Awesome. There’s something in the music industry that I’ve always thought’s been one of the biggest wastes of money for young artists if they ever want to recoup and start making royalties is a big enormous tour bus because it really sucks the money out. Those tanks ain’t cheap. And a lot of bands now-in fact most bands now-are travelling in their own van with the trailer hooked up for their instruments. Will you guys be travelling in a van or bus?
Well, right now my biggest frustration is that what I wanted to do was I talked to a clothing company who is interested in sponsoring me. And they’re an environmentally conscious clothing company which draws me to them. And what I wanted to do was I wanted to take either a biofuel van or a biofuel RV. Turns out they’re not making biofuel RVs yet-you can’t find them. So my point is that I’m starting to feel guilty: the hypocrisy in the utilitarian parts of this are so tough. But we’ll be taking a van. And I’m just trying to figure out how we can do it responsibly.

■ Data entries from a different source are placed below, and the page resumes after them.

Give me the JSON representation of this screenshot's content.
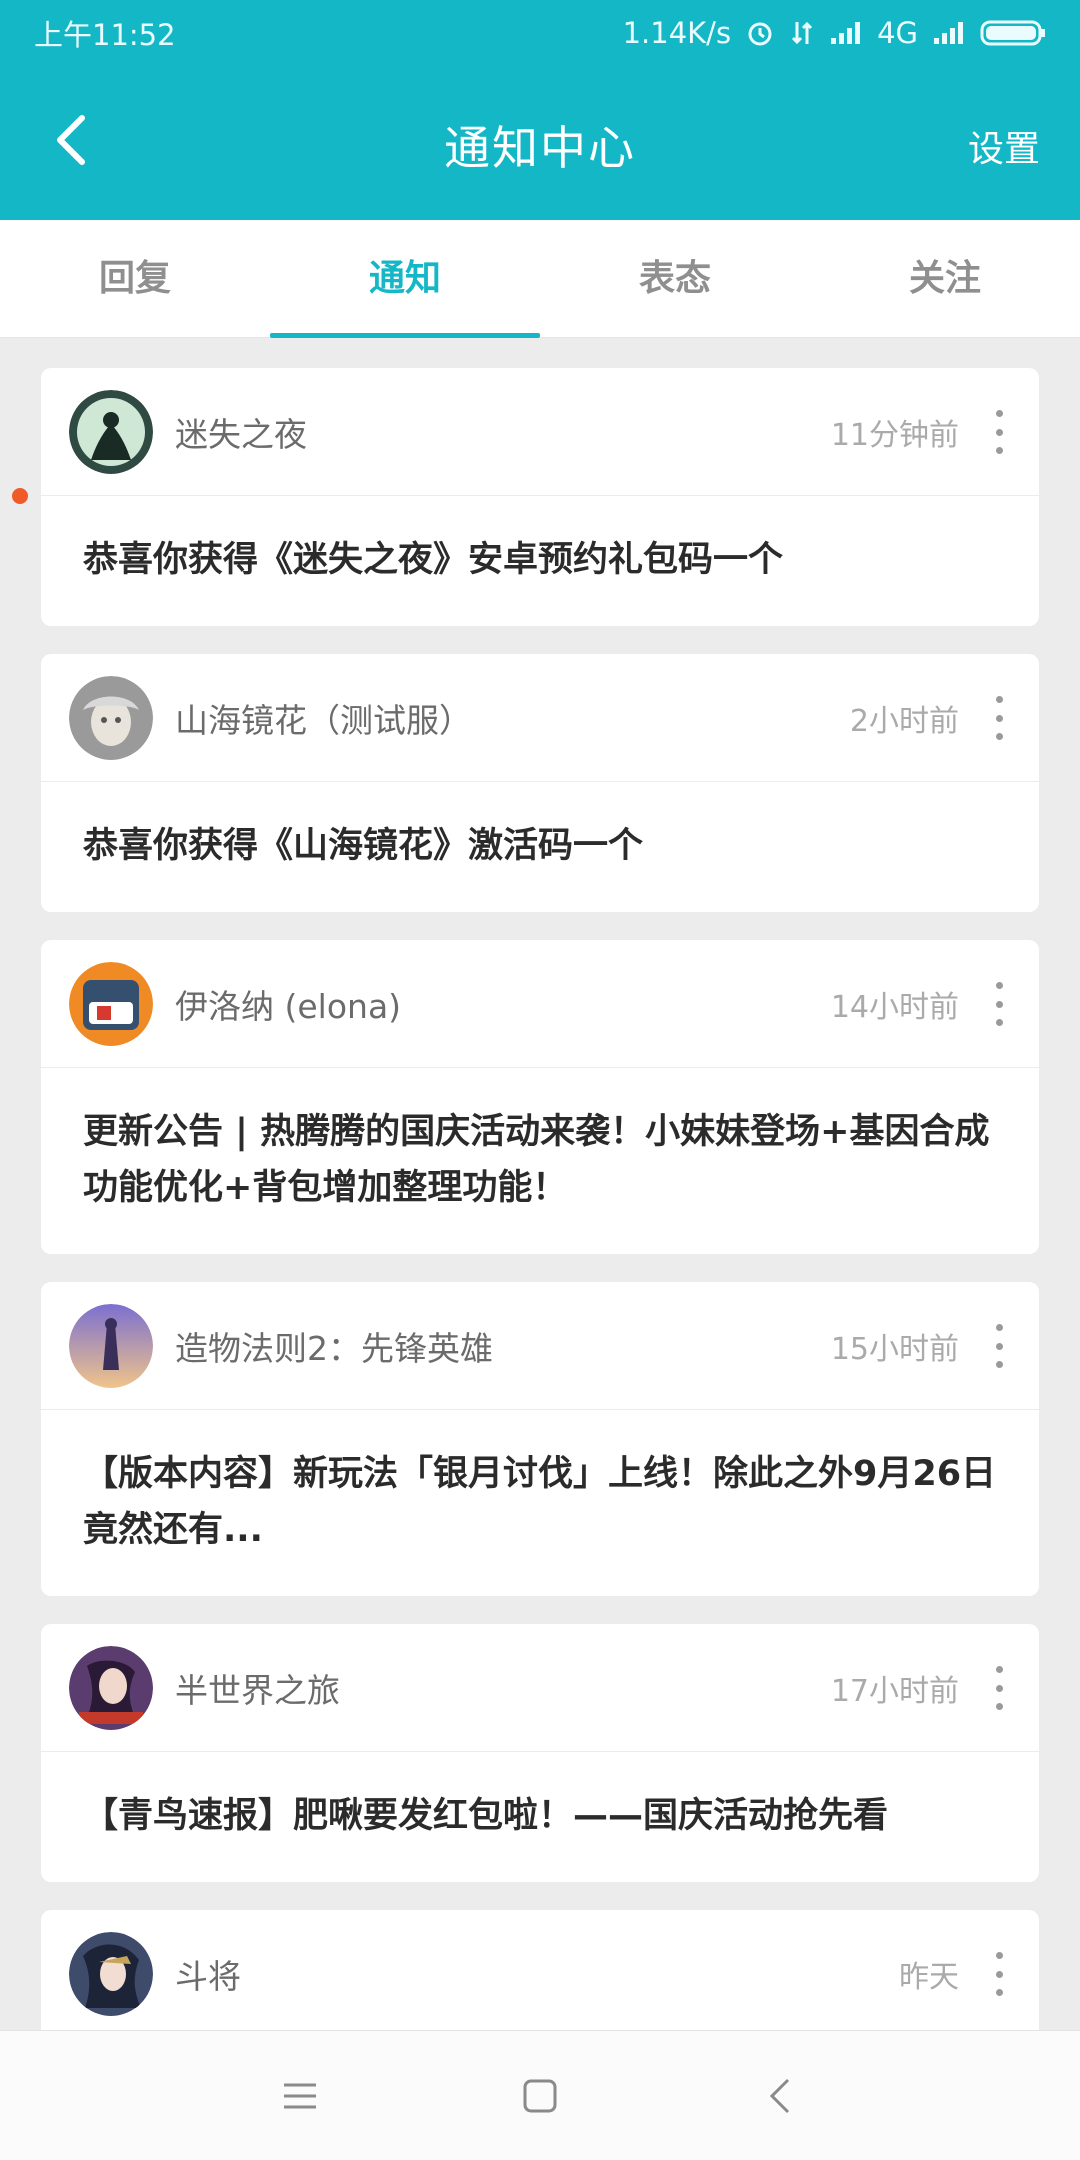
{
  "status_bar": {
    "time": "上午11:52",
    "network_speed": "1.14K/s",
    "network_type": "4G",
    "icons": [
      "alarm-icon",
      "data-transfer-icon",
      "signal-icon",
      "signal-icon",
      "battery-icon"
    ]
  },
  "header": {
    "title": "通知中心",
    "settings_label": "设置",
    "back_icon": "chevron-left-icon"
  },
  "tabs": [
    {
      "label": "回复"
    },
    {
      "label": "通知"
    },
    {
      "label": "表态"
    },
    {
      "label": "关注"
    }
  ],
  "notifications": [
    {
      "app": "迷失之夜",
      "time": "11分钟前",
      "message": "恭喜你获得《迷失之夜》安卓预约礼包码一个"
    },
    {
      "app": "山海镜花（测试服）",
      "time": "2小时前",
      "message": "恭喜你获得《山海镜花》激活码一个"
    },
    {
      "app": "伊洛纳 (elona)",
      "time": "14小时前",
      "message": "更新公告 | 热腾腾的国庆活动来袭！小妹妹登场+基因合成功能优化+背包增加整理功能！"
    },
    {
      "app": "造物法则2：先锋英雄",
      "time": "15小时前",
      "message": "【版本内容】新玩法「银月讨伐」上线！除此之外9月26日竟然还有..."
    },
    {
      "app": "半世界之旅",
      "time": "17小时前",
      "message": "【青鸟速报】肥啾要发红包啦！——国庆活动抢先看"
    },
    {
      "app": "斗将",
      "time": "昨天",
      "message": ""
    }
  ],
  "colors": {
    "accent": "#14b7c6",
    "unread": "#f05a28"
  }
}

I thought I saw a couple of biofuel RVs a few years ago at Bonnaroo. It’s usually a physics student that builds these buses that run off vegetable oil or something. And I think you can even buy these buses on eBay. But they stop at the McDonalds, and they take the vat of oil and that’s what they run off. The bus smells like french fries, but they can cross the country for free.
Believe me it’s something we’re trying to figure out. I’d love to see for more middle-class, working-class artists-I’d love to see a way for us to do that. The expense of one of those buses is absolutely ridiculous. I don’t have that kind of money and some sponsors don’t even have that kind of money. But it’s something I’m thinking about. I mean, we’ve talked about it; we haven’t had the privilege of making these choices yet. If we do our work and our audience builds, we will act responsibly and act humbly. And because mainly there’s nothing in arrogance; there’s nothing in too much-there’s nothing in that. Nothing but danger, I think.
Matthew Ryan Vs. the Silver State is out April 1, 2008.